Cory from Kansas City, MO
Vic, I know it’s only preseason, but something has to be said. How are we the only team in Week 1 that did not score any points? Your thoughts?
Friday night’s game was the first step of a team trying to change. That’s the way I see it. That wasn’t the hurry-up, pass-pass-pass Packers I covered the previous two seasons. That was the new run-the-ball Packers I watched in the first two weeks of training camp. The seminal moment in Friday’s game came early. It was the fourth-and-goal play from the Cardinals 2-yard line. Mike McCarthy challenged his offense to prove it can punch the ball in with the running game. He called a running play, which I can’t see him having called in the previous two years I’ve covered the team. He was sending a message to his offense: Show me your muscle. What I really loved was Coach McCarthy’s challenge flag on the play. He made this an even more dramatic moment by subjecting it to review. The Packers didn’t score; back to the run in practice. That’s how it has to be done, folks, if you want to run the ball. Do you remember what I said in the spring about the patience required to be committed to the run? Teams that run the ball are stubborn about it. They refuse to be discouraged. The Packers are making a transition on offense. I’m a patient man.
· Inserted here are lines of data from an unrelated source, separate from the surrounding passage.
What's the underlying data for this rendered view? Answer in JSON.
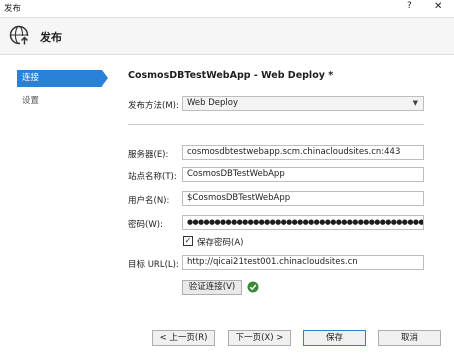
{
  "window": {
    "title": "发布",
    "help_glyph": "?",
    "close_glyph": "✕"
  },
  "header": {
    "title": "发布",
    "icon": "globe-upload-icon"
  },
  "sidebar": {
    "items": [
      {
        "label": "连接",
        "active": true
      },
      {
        "label": "设置",
        "active": false
      }
    ]
  },
  "main": {
    "profile_title": "CosmosDBTestWebApp - Web Deploy *",
    "publish_method": {
      "label": "发布方法(M):",
      "value": "Web Deploy"
    },
    "server": {
      "label": "服务器(E):",
      "value": "cosmosdbtestwebapp.scm.chinacloudsites.cn:443"
    },
    "site_name": {
      "label": "站点名称(T):",
      "value": "CosmosDBTestWebApp"
    },
    "username": {
      "label": "用户名(N):",
      "value": "$CosmosDBTestWebApp"
    },
    "password": {
      "label": "密码(W):",
      "value": "●●●●●●●●●●●●●●●●●●●●●●●●●●●●●●●●●●●●●●●●●●●●●●●●●●●●●●●"
    },
    "save_password": {
      "label": "保存密码(A)",
      "checked": true,
      "glyph": "✓"
    },
    "destination_url": {
      "label": "目标 URL(L):",
      "value": "http://qicai21test001.chinacloudsites.cn"
    },
    "validate_button": {
      "label": "验证连接(V)"
    },
    "validation_status": {
      "icon": "check-circle-icon",
      "color": "#388a34"
    }
  },
  "footer": {
    "prev": "< 上一页(R)",
    "next": "下一页(X) >",
    "save": "保存",
    "cancel": "取消"
  },
  "colors": {
    "accent": "#2a82d8"
  }
}
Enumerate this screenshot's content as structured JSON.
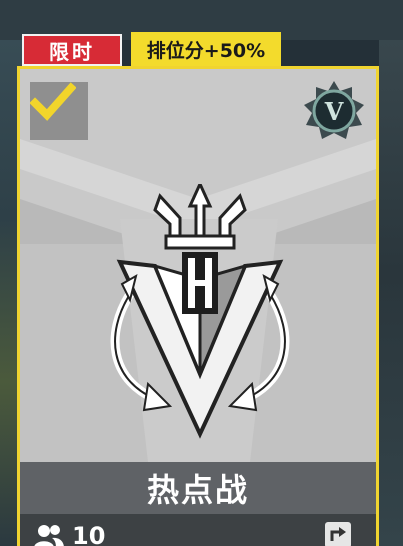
{
  "tags": {
    "limited": "限时",
    "bonus": "排位分+50%"
  },
  "mode_card": {
    "title": "热点战",
    "players": "10",
    "selected": true,
    "rank_badge_letter": "V",
    "accent_color": "#f0d430",
    "limited_color": "#d72b36"
  },
  "icons": {
    "check": "check-icon",
    "rank": "rank-badge-icon",
    "emblem": "trident-emblem-icon",
    "players": "players-icon",
    "share": "share-icon"
  }
}
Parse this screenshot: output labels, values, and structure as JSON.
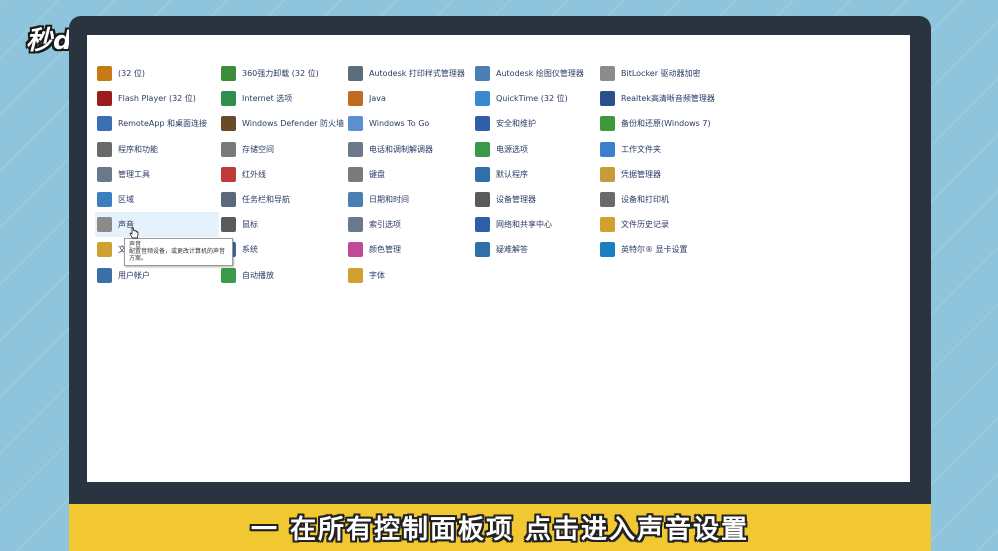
{
  "logo": {
    "text": "秒dong视频"
  },
  "subtitle": "一 在所有控制面板项 点击进入声音设置",
  "control_panel": {
    "items": [
      {
        "label": "(32 位)",
        "icon": "java-cup-icon",
        "color": "#c77b16"
      },
      {
        "label": "360强力卸载 (32 位)",
        "icon": "uninstall-icon",
        "color": "#3b8c3b"
      },
      {
        "label": "Autodesk 打印样式管理器",
        "icon": "printer-icon",
        "color": "#5a6d7d"
      },
      {
        "label": "Autodesk 绘图仪管理器",
        "icon": "plotter-icon",
        "color": "#4a7fb5"
      },
      {
        "label": "BitLocker 驱动器加密",
        "icon": "bitlocker-icon",
        "color": "#8c8c8c"
      },
      {
        "label": "Flash Player (32 位)",
        "icon": "flash-icon",
        "color": "#9b1c1c"
      },
      {
        "label": "Internet 选项",
        "icon": "globe-icon",
        "color": "#2f8f4f"
      },
      {
        "label": "Java",
        "icon": "java-icon",
        "color": "#c06a22"
      },
      {
        "label": "QuickTime (32 位)",
        "icon": "quicktime-icon",
        "color": "#3a88d0"
      },
      {
        "label": "Realtek高清晰音频管理器",
        "icon": "speaker-icon",
        "color": "#2a4f8c"
      },
      {
        "label": "RemoteApp 和桌面连接",
        "icon": "remote-desktop-icon",
        "color": "#3a6fb5"
      },
      {
        "label": "Windows Defender 防火墙",
        "icon": "firewall-icon",
        "color": "#6b4a2a"
      },
      {
        "label": "Windows To Go",
        "icon": "usb-drive-icon",
        "color": "#5a8fd0"
      },
      {
        "label": "安全和维护",
        "icon": "flag-icon",
        "color": "#2f5faa"
      },
      {
        "label": "备份和还原(Windows 7)",
        "icon": "backup-icon",
        "color": "#3c9a3c"
      },
      {
        "label": "程序和功能",
        "icon": "programs-icon",
        "color": "#6a6a6a"
      },
      {
        "label": "存储空间",
        "icon": "storage-icon",
        "color": "#7a7a7a"
      },
      {
        "label": "电话和调制解调器",
        "icon": "phone-modem-icon",
        "color": "#6a7a8a"
      },
      {
        "label": "电源选项",
        "icon": "power-icon",
        "color": "#3a9a4a"
      },
      {
        "label": "工作文件夹",
        "icon": "work-folder-icon",
        "color": "#3a7fd0"
      },
      {
        "label": "管理工具",
        "icon": "admin-tools-icon",
        "color": "#6a7a8a"
      },
      {
        "label": "红外线",
        "icon": "infrared-icon",
        "color": "#c03a3a"
      },
      {
        "label": "键盘",
        "icon": "keyboard-icon",
        "color": "#7a7a7a"
      },
      {
        "label": "默认程序",
        "icon": "default-programs-icon",
        "color": "#2f6faa"
      },
      {
        "label": "凭据管理器",
        "icon": "credential-icon",
        "color": "#c79a3a"
      },
      {
        "label": "区域",
        "icon": "region-icon",
        "color": "#3a7fbf"
      },
      {
        "label": "任务栏和导航",
        "icon": "taskbar-icon",
        "color": "#5a6a7a"
      },
      {
        "label": "日期和时间",
        "icon": "clock-icon",
        "color": "#4a7fb5"
      },
      {
        "label": "设备管理器",
        "icon": "device-manager-icon",
        "color": "#5a5a5a"
      },
      {
        "label": "设备和打印机",
        "icon": "devices-printers-icon",
        "color": "#6a6a6a"
      },
      {
        "label": "声音",
        "icon": "sound-icon",
        "color": "#8a8a8a"
      },
      {
        "label": "鼠标",
        "icon": "mouse-icon",
        "color": "#5a5a5a"
      },
      {
        "label": "索引选项",
        "icon": "index-icon",
        "color": "#6a7a8a"
      },
      {
        "label": "网络和共享中心",
        "icon": "network-icon",
        "color": "#2f5faa"
      },
      {
        "label": "文件历史记录",
        "icon": "file-history-icon",
        "color": "#d0a030"
      },
      {
        "label": "文件资源管理器选项",
        "icon": "folder-options-icon",
        "color": "#d0a030"
      },
      {
        "label": "系统",
        "icon": "system-icon",
        "color": "#3a6faa"
      },
      {
        "label": "颜色管理",
        "icon": "color-management-icon",
        "color": "#c04a9a"
      },
      {
        "label": "疑难解答",
        "icon": "troubleshoot-icon",
        "color": "#2f6faa"
      },
      {
        "label": "英特尔® 显卡设置",
        "icon": "intel-graphics-icon",
        "color": "#1a7fc0"
      },
      {
        "label": "用户帐户",
        "icon": "user-accounts-icon",
        "color": "#3a6faa"
      },
      {
        "label": "自动播放",
        "icon": "autoplay-icon",
        "color": "#3a9a4a"
      },
      {
        "label": "字体",
        "icon": "font-icon",
        "color": "#d0a030"
      }
    ]
  },
  "tooltip": {
    "title": "声音",
    "text": "配置音频设备，或更改计算机的声音方案。"
  }
}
Jack from Sycamore, IL
All professional football players realize that all other professional football players are their competition. Harrell, Young and Coleman are all competing for the same thing, the backup quarterback job, and it won’t be won by default. Somebody will have to play well enough to win the job.
Ryan from Fredericton, NB
Vic, what was your impression of Davon House Friday night? It seemed he struggled, but maybe you had a better view.
He got beat on double moves. He’s a better player than that and he’ll prove it.
Josh from Cincinnati, OH
Vic, while watching the game against the Cardinals, I tried to focus attention on Bakhtiari. He seemed to offer good blindside protection and I caught him helping on some decent run lanes. How much stock can we put into this first showing, and do you still see the same draft steal from camp?
|LT David Bakhtiari|
We should couch our optimism. After all, it’s only one preseason game, much of that game was spent blocking guys that won’t see much playing time in the regular season. By the same token, what’s not to like? Bakhtiari was challenged and he responded. If you’re looking for some real hope from Friday’s game, find it in the fact that first-year and second-year tackles (Bakhtiari and Barclay) were two of the Packers’ best performers. There might only be one position more important than left tackle. I don’t think it’s a stretch to say Bakhtiari might determine how far the Packers go this season, because you have to keep your quarterback healthy and doing that requires a team to protect his blind side. If Bakhtiari turns out to be a dependable blindside protector for
Mike from Woodbury, MN
Vic, it seems to me that one of the weaknesses, dating even back to the 2009 Packers playoff loss to Arizona and again last year in the playoff loss to the 49ers, and again on Friday night, is that other teams find the defense leaving the middle of the field wide open. Is this due to the scheme Coach Capers is employing, or more of our defensive personnel?
Whatever it was you saw on Friday night, it had nothing to do with scheme because there wasn’t much of one beyond you take him and you take him. The Packers’ scheme, as you would expect, was very basic and repetitive. The whole idea of a preseason game is to use it as a measuring stick of young talent. The best way to do that is to put young players in easy-to-understand assignments that feature physical skill over execution of scheme.